And natural science shows us (and here again it must be demonstrated in any simple instance) objective nature with the same qualities, the transformation of the individual into the universal, of the contingent into the necessary, transitions, modulations, and the reciprocal connection of opposites. Dialectics is the theory of knowledge of (Hegel and) Marxism. This is the "aspect" of the matter (it is not "an aspect" but the essence of the matter) to which Plekhanov, not to speak of other Marxists, paid no attention.
Knowledge is represented in the form of a series of circles both by Hegel (see Logic) and by the modern epistemologists" of natural science, the eclectic and foe of Hegelianism (which he did not understand!!), Paul Volkmann.
"Circles" in philosophy: [is a chronology of persons - essential? No!
Ancient: from Democritus to Plato and the dialectics of Heraclitus.
Renaissance: Descartes versus Gassendi (Spinoza?)
Modern: Holbach-Hegel (via Berkeley, Hume, Kant).
Hegel - Feuerbach - Marx
Dialectics as living, many-sided knowledge (with the number of sides eternally increasing), with an infinite number of shades of every approach and approximation to reality (with a philosophical system growing into a whole out of each shade) - here we have an immeasurably rich content as compared with metaphysical materialism, the fundamental misfortune of which is its inability to apply dialectics to the theory of reflection, to the process and development of knowledge.

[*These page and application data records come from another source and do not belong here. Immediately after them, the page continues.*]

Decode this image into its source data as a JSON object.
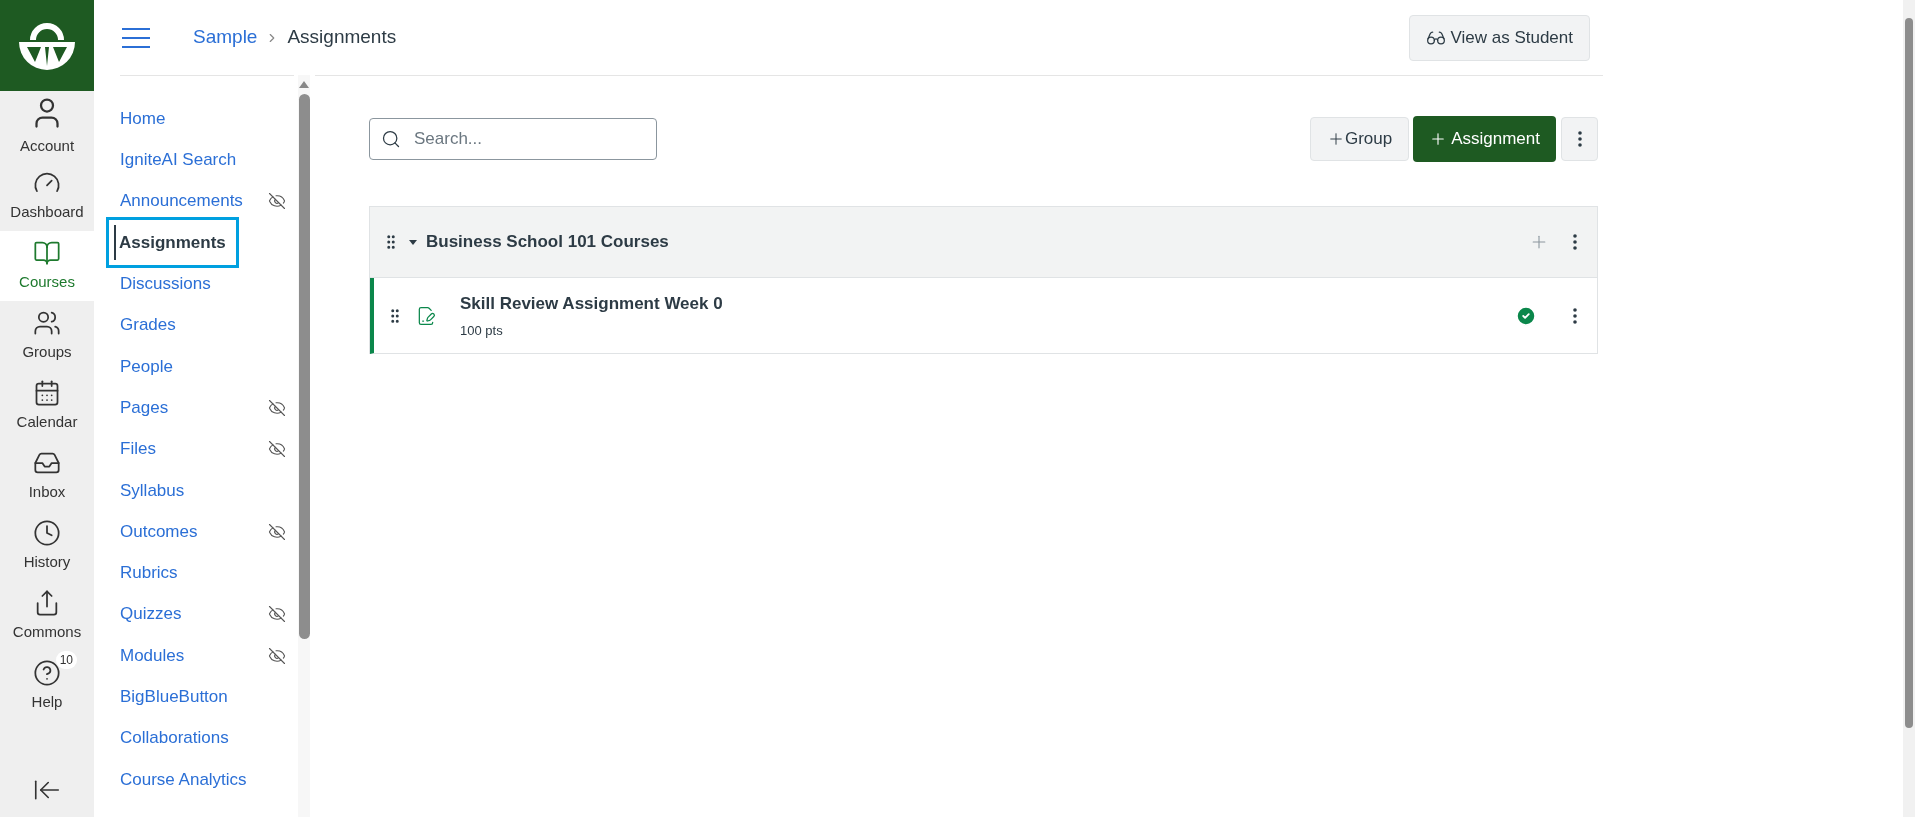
{
  "global_nav": [
    {
      "label": "Account",
      "selected": false
    },
    {
      "label": "Dashboard",
      "selected": false
    },
    {
      "label": "Courses",
      "selected": true
    },
    {
      "label": "Groups",
      "selected": false
    },
    {
      "label": "Calendar",
      "selected": false
    },
    {
      "label": "Inbox",
      "selected": false
    },
    {
      "label": "History",
      "selected": false
    },
    {
      "label": "Commons",
      "selected": false
    },
    {
      "label": "Help",
      "selected": false,
      "badge": "10"
    }
  ],
  "breadcrumb": [
    {
      "label": "Sample"
    },
    {
      "label": "Assignments"
    }
  ],
  "view_as_student": "View as Student",
  "course_nav": [
    {
      "label": "Home",
      "selected": false,
      "hidden": false
    },
    {
      "label": "IgniteAI Search",
      "selected": false,
      "hidden": false
    },
    {
      "label": "Announcements",
      "selected": false,
      "hidden": true
    },
    {
      "label": "Assignments",
      "selected": true,
      "hidden": false
    },
    {
      "label": "Discussions",
      "selected": false,
      "hidden": false
    },
    {
      "label": "Grades",
      "selected": false,
      "hidden": false
    },
    {
      "label": "People",
      "selected": false,
      "hidden": false
    },
    {
      "label": "Pages",
      "selected": false,
      "hidden": true
    },
    {
      "label": "Files",
      "selected": false,
      "hidden": true
    },
    {
      "label": "Syllabus",
      "selected": false,
      "hidden": false
    },
    {
      "label": "Outcomes",
      "selected": false,
      "hidden": true
    },
    {
      "label": "Rubrics",
      "selected": false,
      "hidden": false
    },
    {
      "label": "Quizzes",
      "selected": false,
      "hidden": true
    },
    {
      "label": "Modules",
      "selected": false,
      "hidden": true
    },
    {
      "label": "BigBlueButton",
      "selected": false,
      "hidden": false
    },
    {
      "label": "Collaborations",
      "selected": false,
      "hidden": false
    },
    {
      "label": "Course Analytics",
      "selected": false,
      "hidden": false
    }
  ],
  "search": {
    "placeholder": "Search..."
  },
  "buttons": {
    "group": "Group",
    "assignment": "Assignment"
  },
  "groups": [
    {
      "title": "Business School 101 Courses",
      "expanded": true,
      "items": [
        {
          "title": "Skill Review Assignment Week 0",
          "points": "100 pts",
          "published": true
        }
      ]
    }
  ]
}
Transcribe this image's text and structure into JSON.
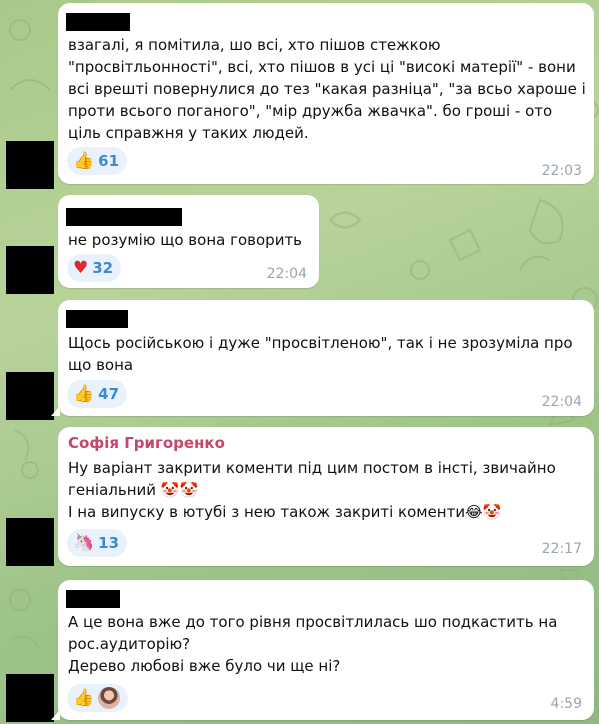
{
  "messages": [
    {
      "text": "взагалі, я помітила, шо всі, хто пішов стежкою \"просвітльонності\", всі, хто пішов в усі ці \"високі матерії\" - вони всі врешті повернулися до тез \"какая разніца\", \"за всьо харошe і проти всього поганого\", \"мір дружба жвачка\". бо гроші - ото ціль справжня у таких людей.",
      "reaction": {
        "emoji": "👍",
        "icon": "thumbs-up-icon",
        "count": "61"
      },
      "time": "22:03"
    },
    {
      "text": "не розумію що вона говорить",
      "reaction": {
        "emoji": "❤️",
        "icon": "heart-icon",
        "count": "32"
      },
      "time": "22:04"
    },
    {
      "text": "Щось російською і дуже \"просвітленою\", так і не зрозуміла про що вона",
      "reaction": {
        "emoji": "👍",
        "icon": "thumbs-up-icon",
        "count": "47"
      },
      "time": "22:04"
    },
    {
      "author": "Софія Григоренко",
      "text": "Ну варіант закрити коменти під цим постом в інсті, звичайно геніальний 🤡🤡\nІ на випуску в ютубі з нею також закриті коменти😂🤡",
      "reaction": {
        "emoji": "🦄",
        "icon": "unicorn-icon",
        "count": "13"
      },
      "time": "22:17"
    },
    {
      "text": "А це вона вже до того рівня просвітлилась шо подкастить на рос.аудиторію?\nДерево любові вже було чи ще ні?",
      "reaction": {
        "emoji": "👍",
        "icon": "thumbs-up-icon"
      },
      "time": "4:59"
    }
  ],
  "colors": {
    "author_name": "#c7466a",
    "reaction_count": "#3a8bd0",
    "time": "#9aa5ad"
  }
}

Philosophical idealism is only nonsense from the standpoint of crude, simple, metaphysical materialism. From the standpoint of dialectical materialism, on the other hand, philosophical idealism is a one-sided, exaggerated, development (inflation, distension) of one of the features, aspects, facets of knowledge, into an absolute, divorced from matter, from nature, apotheosised. Idealism is clerical obscurantism. True. But philosophical idealism is ("more correctly" and "in addition") a road to clerical obscurantism through one of the shades of the infinitely complex knowledge (dialectical) of man.
Human knowledge is not (or does not follow) a straight line, but a curve, which endlessly approximates a series of circles, a spiral. Any fragment, segment, section of this curve can be transformed (transformed one-sidedly) into an independent, complete, straight line, which then (if one does not see the wood for the trees) leads into the quagmire, into clerical obscurantism (where it is anchored by the class interests of the ruling classes). Rectilinearity and one-sidedness, woodenness and petrification, subjectivism and subjective blindness - voila the epistemological roots of idealism. And clerical obscrutantism (= philosophical idealism), of course, has epistemological roots, it is not groundless; it is a sterile flower undoubtedly, but a sterile flower that grows on the living tree of living, fertile, genuine, powerful, omnipotent, objective, absolute human knowledge.